by Stephen Tall on October 12, 2012
The aim is to showcase public figures who help promote the four liberal tenets identified in The Orange Book: economic, personal, political and social liberalism. We highlight individuals regardless of their party affiliation and from beyond Westminster. If they stick up for liberalism then they’re in contention.
Conservative Mayor of London..
Reason: For his pro-immigration stance and opposition to the Coalition’s immigration cap.
Cognitive dissonance (n.): the state of holding two or more conflicting cognitions (e.g., ideas, beliefs, values, emotional reactions) simultaneously.
The Conservative party can be an odd beast.
On the one hand, they view David Cameron with suspicion, and some with outright contempt, for his not-quite-Tory-enough views on ‘trendy, left-wing’ issues like gay marriage. On the other hand, they cheer to the rafters Boris Johnson as an authentic voice of full-throated conservatism despite his “what’s all the fuss about?” support for gay marriage.
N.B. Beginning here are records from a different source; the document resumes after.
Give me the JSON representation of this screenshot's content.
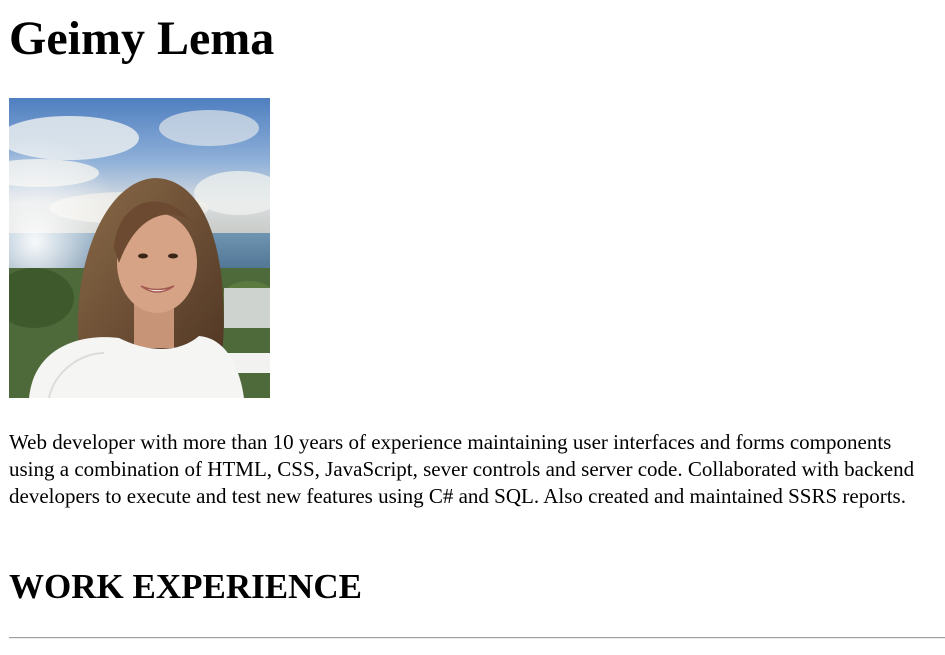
{
  "page": {
    "title": "Geimy Lema",
    "photo": {
      "description": "portrait-photo"
    },
    "bio": "Web developer with more than 10 years of experience maintaining user interfaces and forms components using a combination of HTML, CSS, JavaScript, sever controls and server code. Collaborated with backend developers to execute and test new features using C# and SQL. Also created and maintained SSRS reports.",
    "sections": [
      {
        "heading": "WORK EXPERIENCE"
      }
    ]
  },
  "colors": {
    "text": "#000000",
    "background": "#ffffff",
    "divider": "#9e9e9e"
  }
}
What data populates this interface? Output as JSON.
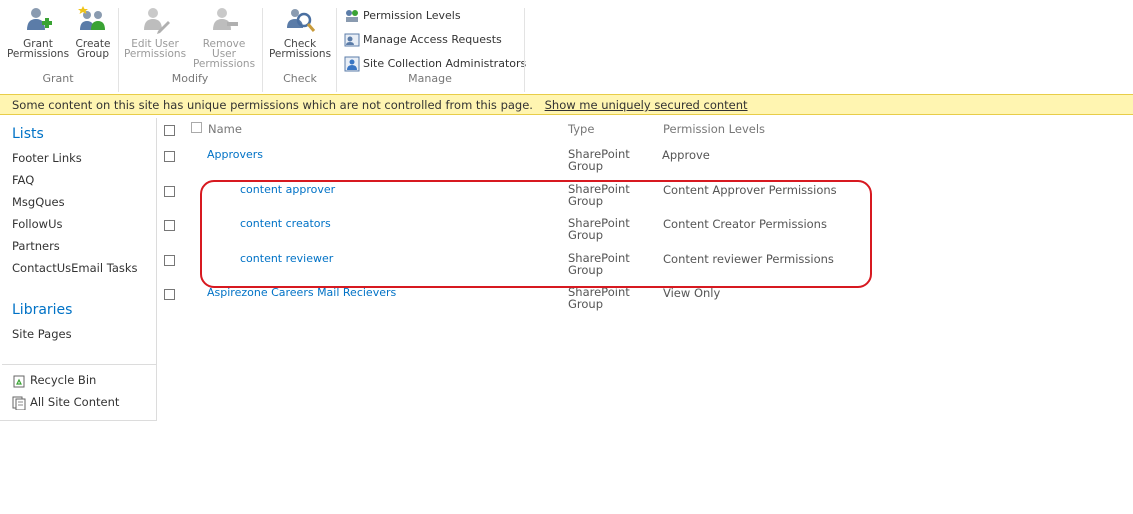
{
  "ribbon": {
    "grant": {
      "label": "Grant",
      "grant_permissions": [
        "Grant",
        "Permissions"
      ],
      "create_group": [
        "Create",
        "Group"
      ]
    },
    "modify": {
      "label": "Modify",
      "edit_user_permissions": [
        "Edit User",
        "Permissions"
      ],
      "remove_user_permissions": [
        "Remove User",
        "Permissions"
      ]
    },
    "check": {
      "label": "Check",
      "check_permissions": [
        "Check",
        "Permissions"
      ]
    },
    "manage": {
      "label": "Manage",
      "permission_levels": "Permission Levels",
      "manage_access_requests": "Manage Access Requests",
      "site_collection_administrators": "Site Collection Administrators"
    }
  },
  "status": {
    "message": "Some content on this site has unique permissions which are not controlled from this page.",
    "link": "Show me uniquely secured content"
  },
  "leftnav": {
    "lists_heading": "Lists",
    "lists": [
      "Footer Links",
      "FAQ",
      "MsgQues",
      "FollowUs",
      "Partners",
      "ContactUsEmail Tasks"
    ],
    "libraries_heading": "Libraries",
    "libraries": [
      "Site Pages"
    ],
    "recycle_bin": "Recycle Bin",
    "all_site_content": "All Site Content"
  },
  "table": {
    "columns": {
      "name": "Name",
      "type": "Type",
      "permission_levels": "Permission Levels"
    },
    "rows": [
      {
        "name": "Approvers",
        "type": [
          "SharePoint",
          "Group"
        ],
        "permission": "Approve"
      },
      {
        "name": "content approver",
        "type": [
          "SharePoint",
          "Group"
        ],
        "permission": "Content Approver Permissions"
      },
      {
        "name": "content creators",
        "type": [
          "SharePoint",
          "Group"
        ],
        "permission": "Content Creator Permissions"
      },
      {
        "name": "content reviewer",
        "type": [
          "SharePoint",
          "Group"
        ],
        "permission": "Content reviewer Permissions"
      },
      {
        "name": "Aspirezone Careers Mail Recievers",
        "type": [
          "SharePoint",
          "Group"
        ],
        "permission": "View Only"
      }
    ]
  },
  "colors": {
    "link": "#0072c6",
    "status_bg": "#fff5b1",
    "highlight": "#d71920"
  }
}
On the one hand, the Conservative party stands up for classically liberal free market economics: they champion the free movement of goods, services, labour and capital, and the rights of the risk-taking entrepreneur to be able to hire and fire at will. On the other hand, they froth in favour of tight state regulation of the labour market if it means businesses wanting to employ more skilled migrants than the Government’s 20,700 annual quota allows.
Of course the real reason Tories love Boris Johnson (besides the good jokes) is that he’s the only Conservative in the last two decades to win outright a majority at the ballot box in a major election. Conservatives exist to govern, to be in power. Boris’s proven ability to do just that — and to win re-election — trumps whatever he may have had to say and do in order to get elected; just as Tory members suspended their suspicion of David Cameron up to May 2010 when he failed to defeat the least popular post-war Labour government. For the moment, therefore, Tories are quite content in their cognitive dissonance, loving Boris for holding views they disagree with.
His bravest stance within the Tory party — albeit a necessary one to win election as London mayor — is his support for immigration. And even on the eve of the Conservative conference, he was at it again, urging the Government to “allow the best and brightest to come here, contribute and thrive”. He has actively welcomed the setting up of a new cross-party group, Migration Matters, as an evidence-based counterbalance to the anti-immigration Migration Watch. Migration Matters, co-chaired by Labour’s Barbara Roche and the Tories’ Gavin Barwell (a previous Liberal Hero), has a self-declared aim of exploding three ‘migration myths’:
• That migration is a net economic burden
Migration Matters says that immigration boosts the UK’s GDP by 0.5% annually according to the Office of Budget Responsibility
• The UK is being swamped by migrants
It says that current migration levels are no greater than the rate from the early 1900s to 1970.
• Migrants are taking all the new jobs in the UK.
Migration Matters says that, according to the Office of National Statistics, only one in ten new jobs in the UK goes to an immigrant.
“Your principle aim,” Boris wrote to the group, “is an important one in an area often riddled with inaccurate claims, differing opinion and, consequently, strains and tension.” For this declaration in favour of a rigorous, liberal approach to immigration — at a time when both his own party and the Labour party are retreating to isolationist populism on the issue — Boris is my Liberal Hero of the Week.
Honourable mention: Malala Yousafzai
14 year-old Pakistani campaigner for girls’ education rights attacked by the Taliban
Reason: For fearlessly standing up for her beliefs at what has proved to be great personal cost
Malala Yousafzai is one of the best-known schoolgirls in the country. Young as she is, she has dared to do what many others do not – publicly criticise the Taliban. Malala’s confident, articulate campaign for girls’ education has won her admirers – and recognition – at home and abroad. She has appeared on national and international television, and spoken of her dream of a future Pakistan where education would prevail.
Her campaigning effectiveness was rewarded by the Taliban with a bullet through the head:
Malala Yousafzai was shot in the head on her way home from school in Mingora, the main town in the Swat Valley. The president and prime minister have led condemnation of the attack. Initial reports suggested she was out of danger, but there is growing concern over her condition with some reports saying she may need treatment abroad. A Pakistani Taliban spokesman told the BBC they carried out the attack. Ehsanullah Ehsan told BBC Urdu that they attacked her because she was anti-Taliban and secular, adding that she would not be spared.
You can read Malala’s diary for the BBC here. Our thoughts must be with Malala and her family for her safe recovery to full health and vitality.